Two wooden retail lock-ups used to stand nearby, but were demolished some years ago.
Cary Lane did not start out with that name. Almost 200 years ago it was known as Nicholsons Lane, and by the mid-19th century Hetts Lane was used (Messrs Nicholson and Hett being local lawyers).
Renaming to Carey Lane was undertaken by the Local (government) Board in 1869.
Surviving documents show that the 'e' was still used well into the 20th century.
Exactly when, and why, the spelling was altered to Cary Lane is unclear. But it happened long before our current councils came on the scene.
Carey Elwes - a member of the well-known local land and property-owning family - was a local Lord of the Manor during the latter half of the 19th century.
However, Gervase Henry Cary-Elwes was a famous singer who performed at home and abroad in the early 20th century.
So a valid case can be made for today's Cary and the formerly-used Carey.

A late 1960s view of the stockmarket with Barnard Avenue at the top of the picture and parking for cars and buses available on Cary Lane to the right.

A bus for Barton picking up passengers who had been shopping in Brigg. Wilkinson's (now Wilko) store is on the right and the delivery gates to the Tesco store on the left.

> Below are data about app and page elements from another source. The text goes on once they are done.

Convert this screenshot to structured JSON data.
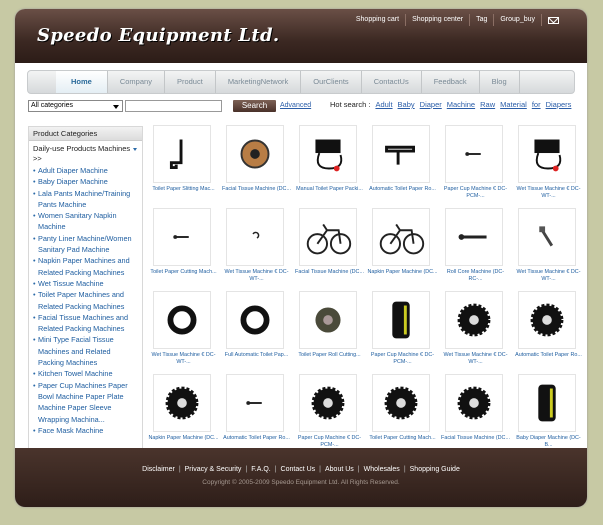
{
  "header": {
    "logo": "Speedo Equipment Ltd.",
    "links": [
      "Shopping cart",
      "Shopping center",
      "Tag",
      "Group_buy"
    ],
    "mail_icon": "mail-icon"
  },
  "nav": [
    "Home",
    "Company",
    "Product",
    "MarketingNetwork",
    "OurClients",
    "ContactUs",
    "Feedback",
    "Blog"
  ],
  "search": {
    "category": "All categories",
    "query": "",
    "button": "Search",
    "advanced": "Advanced",
    "hot_label": "Hot search :",
    "hot_keywords": [
      "Adult",
      "Baby",
      "Diaper",
      "Machine",
      "Raw",
      "Material",
      "for",
      "Diapers"
    ]
  },
  "sidebar": {
    "heading": "Product Categories",
    "subheading": "Daily-use Products Machines >>",
    "items": [
      "Adult Diaper Machine",
      "Baby Diaper Machine",
      "Lala Pants Machine/Training Pants Machine",
      "Women Sanitary Napkin Machine",
      "Panty Liner Machine/Women Sanitary Pad Machine",
      "Napkin Paper Machines and Related Packing Machines",
      "Wet Tissue Machine",
      "Toilet Paper Machines and Related Packing Machines",
      "Facial Tissue Machines and Related Packing Machines",
      "Mini Type Facial Tissue Machines and Related Packing Machines",
      "Kitchen Towel Machine",
      "Paper Cup Machines Paper Bowl Machine Paper Plate Machine Paper Sleeve Wrapping Machina...",
      "Face Mask Machine"
    ]
  },
  "products": [
    {
      "caption": "Toilet Paper Slitting Mac...",
      "icon": "slitter-part"
    },
    {
      "caption": "Facial Tissue Machine (DC...",
      "icon": "gear-roll"
    },
    {
      "caption": "Manual Toilet Paper Packi...",
      "icon": "cable-device"
    },
    {
      "caption": "Automatic Toilet Paper Ro...",
      "icon": "bracket-part"
    },
    {
      "caption": "Paper Cup Machine € DC-PCM-...",
      "icon": "small-pin"
    },
    {
      "caption": "Wet Tissue Machine € DC-WT-...",
      "icon": "cable-device"
    },
    {
      "caption": "Toilet Paper Cutting Mach...",
      "icon": "small-pin"
    },
    {
      "caption": "Wet Tissue Machine € DC-WT-...",
      "icon": "clip-part"
    },
    {
      "caption": "Facial Tissue Machine (DC...",
      "icon": "bicycle"
    },
    {
      "caption": "Napkin Paper Machine (DC...",
      "icon": "bicycle"
    },
    {
      "caption": "Roll Core Machine (DC-RC-...",
      "icon": "rod-part"
    },
    {
      "caption": "Wet Tissue Machine € DC-WT-...",
      "icon": "screw-part"
    },
    {
      "caption": "Wet Tissue Machine € DC-WT-...",
      "icon": "ring"
    },
    {
      "caption": "Full Automatic Toilet Pap...",
      "icon": "ring"
    },
    {
      "caption": "Toilet Paper Roll Cutting...",
      "icon": "disc"
    },
    {
      "caption": "Paper Cup Machine € DC-PCM-...",
      "icon": "cylinder-part"
    },
    {
      "caption": "Wet Tissue Machine € DC-WT-...",
      "icon": "gear-wheel"
    },
    {
      "caption": "Automatic Toilet Paper Ro...",
      "icon": "gear-wheel"
    },
    {
      "caption": "Napkin Paper Machine (DC...",
      "icon": "gear-wheel"
    },
    {
      "caption": "Automatic Toilet Paper Ro...",
      "icon": "small-pin"
    },
    {
      "caption": "Paper Cup Machine € DC-PCM-...",
      "icon": "gear-wheel"
    },
    {
      "caption": "Toilet Paper Cutting Mach...",
      "icon": "gear-wheel"
    },
    {
      "caption": "Facial Tissue Machine (DC...",
      "icon": "gear-wheel"
    },
    {
      "caption": "Baby Diaper Machine (DC-B...",
      "icon": "cylinder-part"
    }
  ],
  "footer": {
    "links": [
      "Disclaimer",
      "Privacy & Security",
      "F.A.Q.",
      "Contact Us",
      "About Us",
      "Wholesales",
      "Shopping Guide"
    ],
    "copyright": "Copyright © 2005-2009 Speedo Equipment Ltd. All Rights Reserved."
  },
  "colors": {
    "brand_dark": "#3b2822",
    "link": "#1f5ea0",
    "page_bg": "#c7c9a4"
  }
}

The old retail lock-ups, since demolished, next to Spencer Molloy's shop, with the Angel and the Market Place in the distance.

Viewed from the A18 traffic lights on Barnard Avenue: How the southern end of Cary Lane looks today, with Tesco on the right.

Wilko's store (left), the public conveniences (with clay pantile roof) and the old market stall storage building to the right.

Cary Lane's decorative nameplate - part of a scheme championed by Brigg Civic Society some years ago. Other town centre streets received nameplates in the same style.

The original Kwik Save store - now Wilko's. Note the provision of built-in bus shelters.

The turning circle for vehicles on Cary Lane, with the pedestrianised section away to the left.
Inspector Brett Rutty in 2009 at the point where Cary Lane becomes pedestrian only. He was then the head of policing for Brigg and rural areas of North Lincolnshire.